I think she’s hiding behind this relationship and being able to take care of something. She needed to find a new purpose. I think she had the realization that “Well I wasn’t living my life for me, I was living it for someone else ultimately, and now I have this opportunity to get a new life and what is that going to look like, and who do I want to be in that?” I hope we got a little sense of that, her working out and taking care of herself, and the strength that she shows in the end to not take him back and that’s a reality for her. She’s shifted too much, that’s not there anymore.
Stevens: It’s also interesting, like an added layer of complexity to their relationship, is that patient-carer, which is obviously an unusual take on that story that looking at the carer as much as the patient. Like you say, is it all about James? Of course it’s very about this whole relationship really, this film.
You have a lot of interesting things coming up and very different from what we’ve seen before. Like in Beauty and the Beast, you’re playing the Beast. I think you’d be more of the Gaston type…

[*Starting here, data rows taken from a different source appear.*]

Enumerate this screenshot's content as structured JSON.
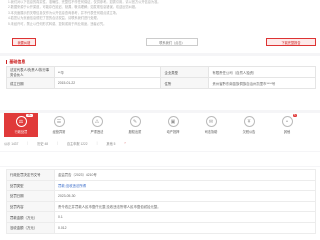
{
  "notice": {
    "lines": [
      "1.我们对以下信息的真实性、准确性、完整性不作任何保证，仅供参考。如需引用，请以官方公开信息为准。",
      "2.数据来源于公开渠道，可能存在延迟、缺漏，敬请理解；如发现信息错误，欢迎反馈纠错。",
      "3.本页面展示的关联信息仅作为公开信息查询参考，并不代表任何观点或立场。",
      "4.若您认为页面信息侵犯了您的合法权益，请联系我们进行处理。",
      "5.未经许可，禁止以任何形式转载、复制或用于商业用途，违者必究。"
    ],
    "btn_left": "我要纠错",
    "btn_mid": "联系我们（点击）",
    "btn_right": "下载完整报告"
  },
  "info": {
    "title": "基础信息",
    "rows": [
      {
        "l1": "法定代表人/负责人/执行事务合伙人",
        "v1": "**华",
        "l2": "企业类型",
        "v2": "有限责任公司（自然人独资）"
      },
      {
        "l1": "成立日期",
        "v1": "2015-01-22",
        "l2": "住所",
        "v2": "贵州省黔东南苗族侗族自治州凯里市****号"
      }
    ]
  },
  "tabs": [
    {
      "label": "行政处罚",
      "icon": "⚖",
      "extra": "15+",
      "active": true
    },
    {
      "label": "经营异常",
      "icon": "☰",
      "extra": "",
      "active": false
    },
    {
      "label": "严重违法",
      "icon": "⚠",
      "extra": "",
      "active": false
    },
    {
      "label": "股权出质",
      "icon": "✎",
      "extra": "",
      "active": false
    },
    {
      "label": "动产抵押",
      "icon": "▣",
      "extra": "",
      "active": false
    },
    {
      "label": "司法协助",
      "icon": "✉",
      "extra": "",
      "active": false
    },
    {
      "label": "欠税公告",
      "icon": "¥",
      "extra": "",
      "active": false
    },
    {
      "label": "其他",
      "icon": "•",
      "extra": "5",
      "active": false
    }
  ],
  "counts": {
    "a": "公示 1437",
    "b": "历史 48",
    "c": "自主申报 1222",
    "d": "其他 5"
  },
  "detail": {
    "rows": [
      {
        "label": "行政处罚决定书文号",
        "value": "金监罚告〔2023〕4210号",
        "link": false
      },
      {
        "label": "处罚类型",
        "value": "罚款;没收违法所得",
        "link": true
      },
      {
        "label": "处罚日期",
        "value": "2023-05-30",
        "link": false
      },
      {
        "label": "处罚内容",
        "value": "责令改正并罚款人民币壹仟元整,没收违法所得人民币壹佰贰拾元整。",
        "link": false
      },
      {
        "label": "罚款金额（万元）",
        "value": "0.1",
        "link": false
      },
      {
        "label": "没收金额（万元）",
        "value": "0.012",
        "link": false
      }
    ]
  }
}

Stevens: Well, thank you. I couldn’t possibly out-Gaston Luke Evans, but yeah, it’s exciting, really exciting. They’re amazing over there and the work that’s going into this movie is quite extraordinary. I’d like to think that it’s modern-day magic, the stuff that’s going into creating this Beast. I did the puppeteering of it, and now it’s being puppeteered further by these digital wizards. The stuff that I have seen in the last year, it just blows my mind what’s happening at the vanguard of that level of animation and CGI, it’s awesome.

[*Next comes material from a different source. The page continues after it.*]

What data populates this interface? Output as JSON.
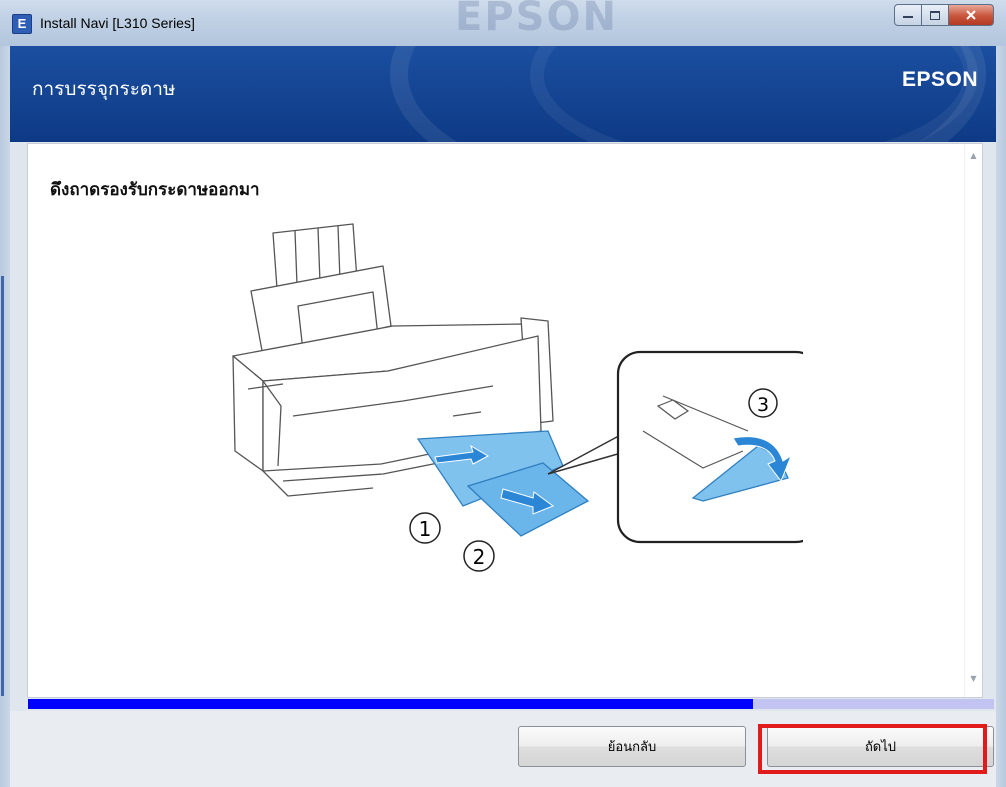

The other thing is Legion for FX. I know the character of David Haller from the comics.
Stevens: You know it? Not many people do.

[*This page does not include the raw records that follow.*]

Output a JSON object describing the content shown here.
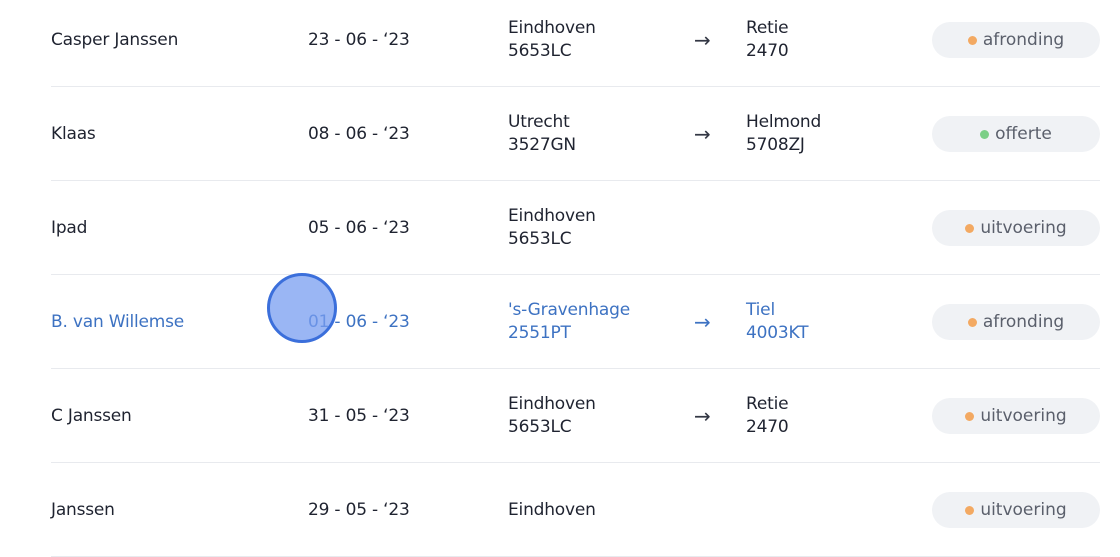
{
  "colors": {
    "highlight_text": "#3d72c2",
    "status_orange": "#f3a962",
    "status_green": "#7ccf87",
    "badge_bg": "#f0f2f5",
    "cursor_fill": "#789ef0"
  },
  "rows": [
    {
      "name": "Casper Janssen",
      "date": "23 - 06 - ‘23",
      "from_city": "Eindhoven",
      "from_postcode": "5653LC",
      "arrow": "→",
      "to_city": "Retie",
      "to_postcode": "2470",
      "status": "afronding",
      "status_color": "orange"
    },
    {
      "name": "Klaas",
      "date": "08 - 06 - ‘23",
      "from_city": "Utrecht",
      "from_postcode": "3527GN",
      "arrow": "→",
      "to_city": "Helmond",
      "to_postcode": "5708ZJ",
      "status": "offerte",
      "status_color": "green"
    },
    {
      "name": "Ipad",
      "date": "05 - 06 - ‘23",
      "from_city": "Eindhoven",
      "from_postcode": "5653LC",
      "arrow": "",
      "to_city": "",
      "to_postcode": "",
      "status": "uitvoering",
      "status_color": "orange"
    },
    {
      "name": "B. van Willemse",
      "date": "01 - 06 - ‘23",
      "from_city": "'s-Gravenhage",
      "from_postcode": "2551PT",
      "arrow": "→",
      "to_city": "Tiel",
      "to_postcode": "4003KT",
      "status": "afronding",
      "status_color": "orange"
    },
    {
      "name": "C Janssen",
      "date": "31 - 05 - ‘23",
      "from_city": "Eindhoven",
      "from_postcode": "5653LC",
      "arrow": "→",
      "to_city": "Retie",
      "to_postcode": "2470",
      "status": "uitvoering",
      "status_color": "orange"
    },
    {
      "name": "Janssen",
      "date": "29 - 05 - ‘23",
      "from_city": "Eindhoven",
      "from_postcode": "",
      "arrow": "",
      "to_city": "",
      "to_postcode": "",
      "status": "uitvoering",
      "status_color": "orange"
    }
  ]
}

There are a lot of interesting things about the character such as that crazy hair and also that he has multiple personalities…
Stevens: Yeah, we get to the hair—yeah, we’re sort of working up to the hair. Not a lot of people know… I guess Den of Geek people know Legion. Yes, it’s interesting. He’s part of the Marvel Universe, and he’s a real extraordinarily dark and mysterious corner of the Marvel Universe. He can and literally will take on anybody and anything at one stage, but we’re starting slowly. We’re ramping up, but it’s a really cool character. Noah Hawley [Fargo showrunner] is awesome and he’s bringing a very fresh take to that whole kind of show.
So this is going to be a series?
Stevens: I hope so. We just shot the pilot and we’ll see, but it was cool.
It is a strange character to do a show around but you can definitely do a lot of cool things with the character…
Stevens: So strange, but it’s so fun and we’re going to go in a lot of weird directions…. A bit like this movie.
Have they been writing more episodes in case it gets picked up?
Stevens: I don’t know. You’d have to ask Noah that. I just do the words when they come to me. They put the words in front of me, I go where I’m told and I say the words, and they make a TV show, it’s amazing! [Laughs]
Are you still doing Billions?
Akerman: Yeah, we’re ramping up and we’re going to get started in June for the second season.
Stevens: It’s great, by the way. Susan and I just started watching it.
Akerman: Thanks! It’s fun and really interesting. I love the show. I decided to take half a year off. I haven’t stopped working for a long time, so I took some time off between the two seasons.
[We then talked briefly to Akerman a little about her 2015 movie The Final Girls, trying not to spoil it for Stevens.]
The Ticket is still seeking distribution but will play a few more times at the Tribeca Film Festival on Monday night, April 18, and Saturday, April 23.